On the Democratic side, Sen. Barack Obama scored major victories over the weekend by winning all of the contests, including the Louisiana primary and caucuses in Maine, Washington and Nebraska. The demographics of Maine were supposed to favor Clinton, since white, poor voters have supported her. Instead, Obama won the state with 59 percent to Clinton's 40 percent — although he has done much better in caucuses.

Clinton also shook up her staff Sunday, replacing her longtime campaign manager with another aide.

A Mason-Dixon poll released Sunday showed Obama leading Clinton 53 percent to 37 percent, and McCain beating Huckabee 55 percent to 27 percent in the so-called "Potomac primaries." The poll was conducted on Feb. 7 and 8.

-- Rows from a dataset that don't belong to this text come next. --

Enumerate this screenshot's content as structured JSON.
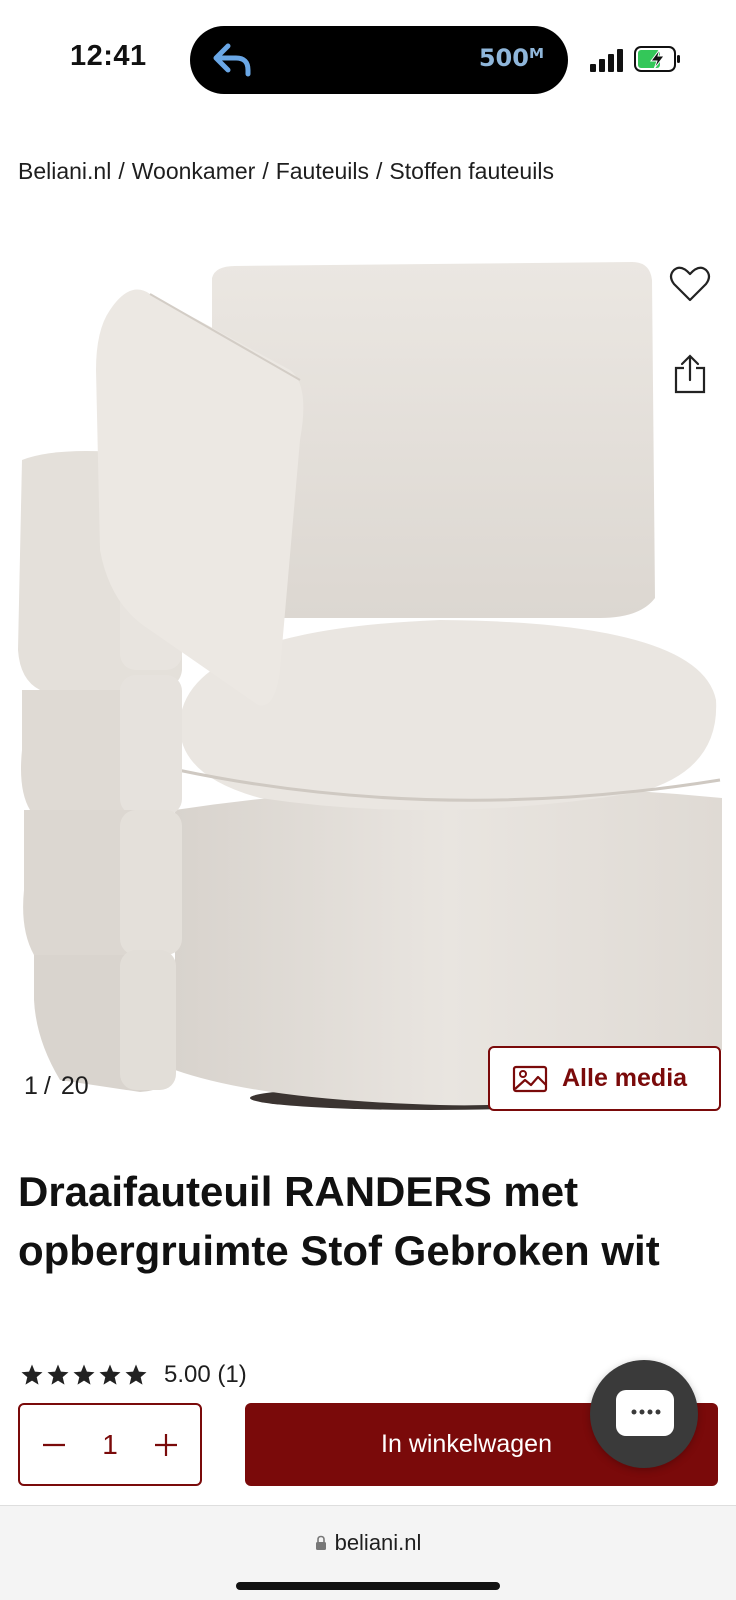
{
  "status_bar": {
    "time": "12:41",
    "speed": "500ᴹ",
    "back_icon": "back-arrow-icon",
    "signal_icon": "cellular-signal-icon",
    "battery_icon": "battery-charging-icon"
  },
  "breadcrumb": {
    "items": [
      "Beliani.nl",
      "Woonkamer",
      "Fauteuils",
      "Stoffen fauteuils"
    ],
    "separator": "/"
  },
  "gallery": {
    "current": "1",
    "separator": "/",
    "total": "20",
    "alle_media_label": "Alle media",
    "favorite_icon": "heart-icon",
    "share_icon": "share-icon",
    "media_icon": "image-icon"
  },
  "product": {
    "title": "Draaifauteuil RANDERS met opbergruimte Stof Gebroken wit",
    "rating": 5,
    "rating_text": "5.00 (1)"
  },
  "purchase": {
    "quantity": "1",
    "cart_label": "In winkelwagen"
  },
  "browser": {
    "url": "beliani.nl"
  },
  "colors": {
    "brand": "#7a0a0a",
    "chat": "#3a3a3a",
    "text": "#111111"
  }
}
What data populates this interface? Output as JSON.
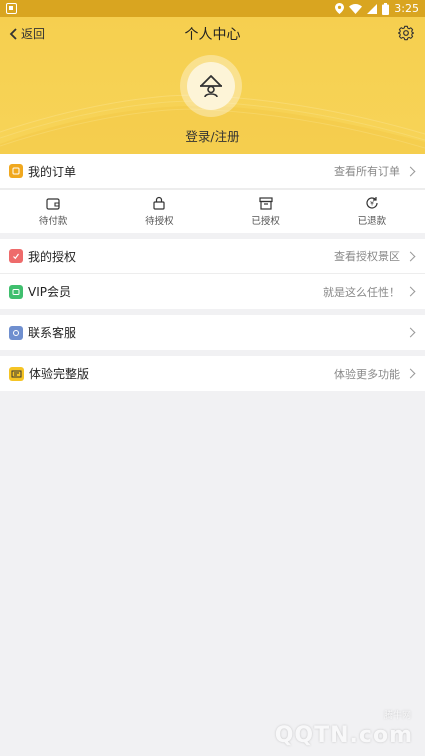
{
  "status_bar": {
    "time": "3:25"
  },
  "header": {
    "back_label": "返回",
    "title": "个人中心",
    "login_label": "登录/注册"
  },
  "orders": {
    "label": "我的订单",
    "right_text": "查看所有订单",
    "icon": "order-icon",
    "items": [
      {
        "label": "待付款",
        "icon": "wallet-icon"
      },
      {
        "label": "待授权",
        "icon": "lock-icon"
      },
      {
        "label": "已授权",
        "icon": "box-icon"
      },
      {
        "label": "已退款",
        "icon": "refund-icon"
      }
    ]
  },
  "menu": {
    "authorization": {
      "label": "我的授权",
      "right_text": "查看授权景区",
      "icon": "auth-icon"
    },
    "vip": {
      "label": "VIP会员",
      "right_text": "就是这么任性！",
      "icon": "vip-icon"
    },
    "service": {
      "label": "联系客服",
      "icon": "service-icon"
    },
    "full_version": {
      "label": "体验完整版",
      "right_text": "体验更多功能",
      "icon": "full-version-icon"
    }
  },
  "watermark": {
    "text": "QQTN.com",
    "small": "腾牛网"
  },
  "colors": {
    "header_yellow": "#f6cf4f",
    "status_bar": "#d9a520",
    "orders_icon": "#f0a81f",
    "auth_icon": "#ee6b6b",
    "vip_icon": "#3fbf6e",
    "service_icon": "#6f8fcf",
    "full_version_icon": "#f5c425"
  }
}
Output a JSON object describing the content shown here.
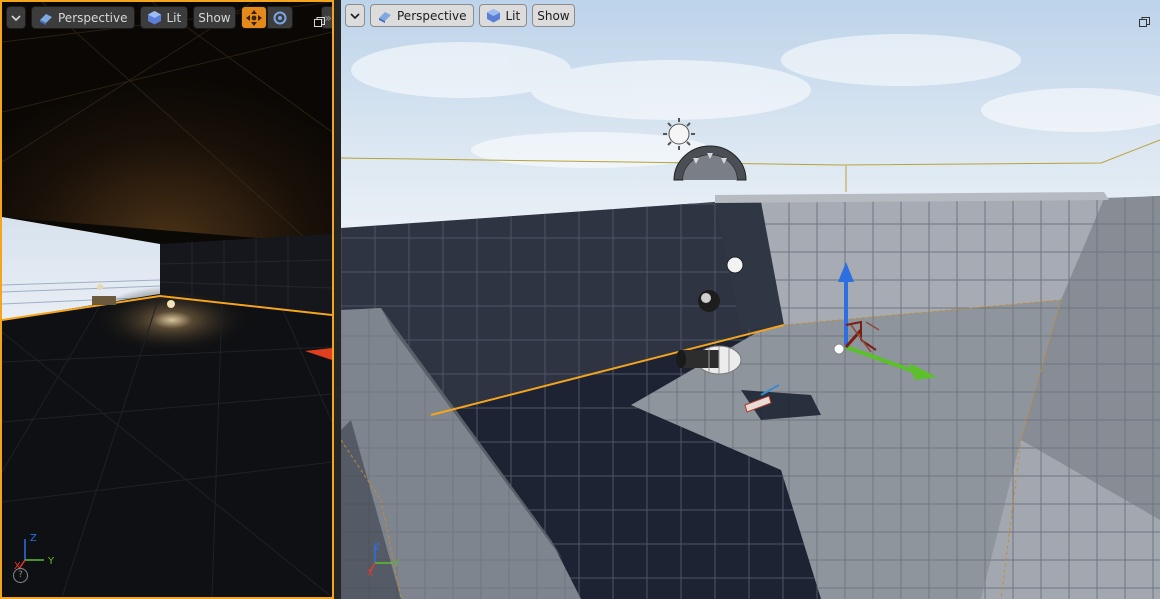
{
  "viewports": {
    "left": {
      "view_mode_label": "Perspective",
      "lighting_label": "Lit",
      "show_label": "Show",
      "overflow_label": "»",
      "help_label": "?"
    },
    "right": {
      "view_mode_label": "Perspective",
      "lighting_label": "Lit",
      "show_label": "Show"
    }
  },
  "axis_labels": {
    "z": "Z",
    "x": "X",
    "y": "Y"
  },
  "colors": {
    "selection_outline": "#f4a51c",
    "axis_x": "#e03a2b",
    "axis_y": "#5cc02a",
    "axis_z": "#2d6fe0",
    "sky": "#c6d9ec"
  },
  "icons": [
    "chevron-down-icon",
    "perspective-cube-icon",
    "lit-sphere-icon",
    "translate-icon",
    "rotate-icon",
    "maximize-icon",
    "sun-icon",
    "help-icon"
  ]
}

Both Huckabee and Obama's recent victories make the Potomac primaries even more significant for both parties. Here, an overview of what's at stake on Feb. 12, when Maryland, Virginia and Washington, D.C., hold presidential nominating contests:

The Democrats

Candidates: New York Sen. Hillary Clinton; Illinois Sen. Barack Obama.

What's at Stake: In a word, delegates. When Super Tuesday's voting contests essentially ended in a draw, both Clinton and Obama refocused their campaigns on the states that followed — and the opportunities these contests offered to pick up delegates. The name of the game is now reaching the magic number of 2,025 delegates. On Tuesday, Virginia will offer the greatest number (83), followed by Maryland (70) and Washington, D.C. (15).

Both sides concede that Obama is likely to win Maryland and D.C., given the large percentage of African-Americans in both locales. The nation's capital has the largest concentration of blacks in the country, with close to 55 percent. Maryland has the fifth largest, with 28.9 percent.

A more competitive battle is likely to take place in Virginia. About one-fifth of Virginia's Democratic primary voters are African American, and the Northern Virginia suburbs include large numbers of high-income and highly educated voters. The state has no registration by party, so any voter can choose to vote in either primary. And with the more or less disappearance of a true Republican contest, many independents and Republicans might decide to vote in the Democratic primary, and thus, vote for Obama. Independents have preferred Obama over Clinton in this year's Democratic primaries and caucuses.

In addition, Obama has received the endorsement of key local politicians, notably Gov. Tim Kaine and Rep. Robert Scott, the state's only black congressman. But as we've seen throughout the election season, the value of endorsements is limited.

Recently, the Clinton campaign has made a play for Virginia's working-class voters and whites — groups who have tended to support her in recent voting.

The Republicans

Candidates: Former Arkansas Gov. Mike Huckabee; Arizona Sen. John McCain; Texas Rep. Ron Paul.

What's at Stake: Although McCain has effectively been anointed the de facto Republican nominee, the Arizona senator still has a struggle to win over many conservatives in his party. That is especially true regarding his position on illegal immigration, which many on the right see as "amnesty." When McCain mentioned the word immigration at a recent meeting of the Conservative Political Action Conference in Washington, D.C., attendees booed him.

Huckabee, who has shown no indication of pulling out of the race any time soon, has been very popular with Southern Republican voters and evangelicals. (On Super Tuesday, Huckabee carried Alabama, Georgia, Tennessee, West Virginia and Arkansas. The following Saturday, he won the Louisiana primary and the caucuses in Kansas.) Huckabee could benefit from any Republican opposition to McCain in Tuesday's primary.

Issues: As it has been throughout the primary season, the economy is a top issue here. The Iraq war, health care, terrorism and immigration also consistently have been important.